Sharon Van Etten, ostensibly one of the main reasons people came to this show (other than pure loyalty to the ASC name) played a quiet set, the closest thing to a triumphant return we could have expected from her as of recent. She’s been on hiatus from music-making as she pursues her undergrad Psych degree, and it was nice to have her back for a little, however brief. She played a new song called “Lucky Stars”, and we thanked ours for being the first ones to hear it.
Speculative murmurs of the next special guest abound, Bob and Robin traced their history towards the present, reminiscing on SXSWs of years past. One of which they discovered experimental violin looper genius, Kishi Bashi. On a personal note, I was completely caught off guard as Lighght has been an incredibly formative album for me over the past few years and I was nowhere near ready for one of my favorite artists to be one of the special guests. There were tears. But the rest of the crowd seemed largely less stoked than I was (though still relatively stoked). He played only three songs, which quelled everyone but me. But alas, there were three more surprises before Dan Deacon went on.
The first of the three accompanied the story of the first Tiny Desk ever, Laura Gibson.
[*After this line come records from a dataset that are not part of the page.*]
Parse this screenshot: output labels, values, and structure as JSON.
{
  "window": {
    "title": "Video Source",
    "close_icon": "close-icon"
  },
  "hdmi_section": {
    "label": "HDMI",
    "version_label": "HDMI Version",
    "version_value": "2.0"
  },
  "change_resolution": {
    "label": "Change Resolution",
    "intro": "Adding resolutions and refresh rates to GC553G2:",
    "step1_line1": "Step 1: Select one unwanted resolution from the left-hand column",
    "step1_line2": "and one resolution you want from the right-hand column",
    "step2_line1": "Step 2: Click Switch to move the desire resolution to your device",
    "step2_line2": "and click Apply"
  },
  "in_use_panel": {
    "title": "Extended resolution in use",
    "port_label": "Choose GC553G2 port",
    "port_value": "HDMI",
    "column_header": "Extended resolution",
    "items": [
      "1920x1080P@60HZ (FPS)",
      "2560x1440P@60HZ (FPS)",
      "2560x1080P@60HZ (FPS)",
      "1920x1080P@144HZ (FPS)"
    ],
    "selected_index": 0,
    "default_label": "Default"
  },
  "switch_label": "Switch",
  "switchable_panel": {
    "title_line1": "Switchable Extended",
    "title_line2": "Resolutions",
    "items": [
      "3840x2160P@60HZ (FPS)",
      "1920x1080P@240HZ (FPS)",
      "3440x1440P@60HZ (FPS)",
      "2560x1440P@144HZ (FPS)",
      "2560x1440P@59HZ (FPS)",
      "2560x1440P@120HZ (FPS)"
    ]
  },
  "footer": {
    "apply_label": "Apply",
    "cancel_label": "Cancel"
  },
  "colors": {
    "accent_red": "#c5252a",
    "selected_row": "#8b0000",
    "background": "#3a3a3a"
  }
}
I am embarrassed to say I had never heard of her before the show. She was endearingly awkward in her in-between banter as she played just four of her own songs, most of which were new. The theme of the night was clearly singer-songwriters who could fill a room with just their instrument and voice, and Gibson was no exception. Her mature folk-rock was crystal clear and cut deep, but the room’s energy was waning by the end.
As the sets switched over, Ari Shapiro surprised Bob and Robin with a sweet compilation video of some of their favorite acts raising their glasses to them, including J. Mascis, Deer Tick, Luluc and Sharon Jones. We joined them in a toast.
Enter The Suffers. This 10+ piece band whipped out their trumpets, saxes and soul to bring us into ASC’s 16th year in style– despite not even having their first album out yet. Lead singer Kam Franklin wouldn’t let us stay still for too long as she made us repeat back to her the band’s name and hometown as she brought back the energy that had drained from almost 3 hours of music. They ended with a serenade of the Beatles’ “Birthday Song” as we did another countdown and all of NPR’s team took the stage for a picture, which ended with thousands of NPR-themed balloons falling from the ceiling as Dan Deacon began one of his notorious sets.
For those of you who haven’t seen Dan Deacon, just do it. There’s no other act that focuses on crowd interactivity and the pursuit of a shared good time as much as he does. He played an abridged version of his usual set, which featured Bob and Robin leading their respective sides in dance for “When I Was Done Dying”. This, coupled by the seemingly endless flow of balloons, squeezed the last bit of excitement out of a pretty damn exciting night. And to think– it was all in the name of radio.
Dan Deacon
Bob Boilen
Robin Hilton
Glen Hansard
Sharon Von Etten
Kishi Bishi
The Suffers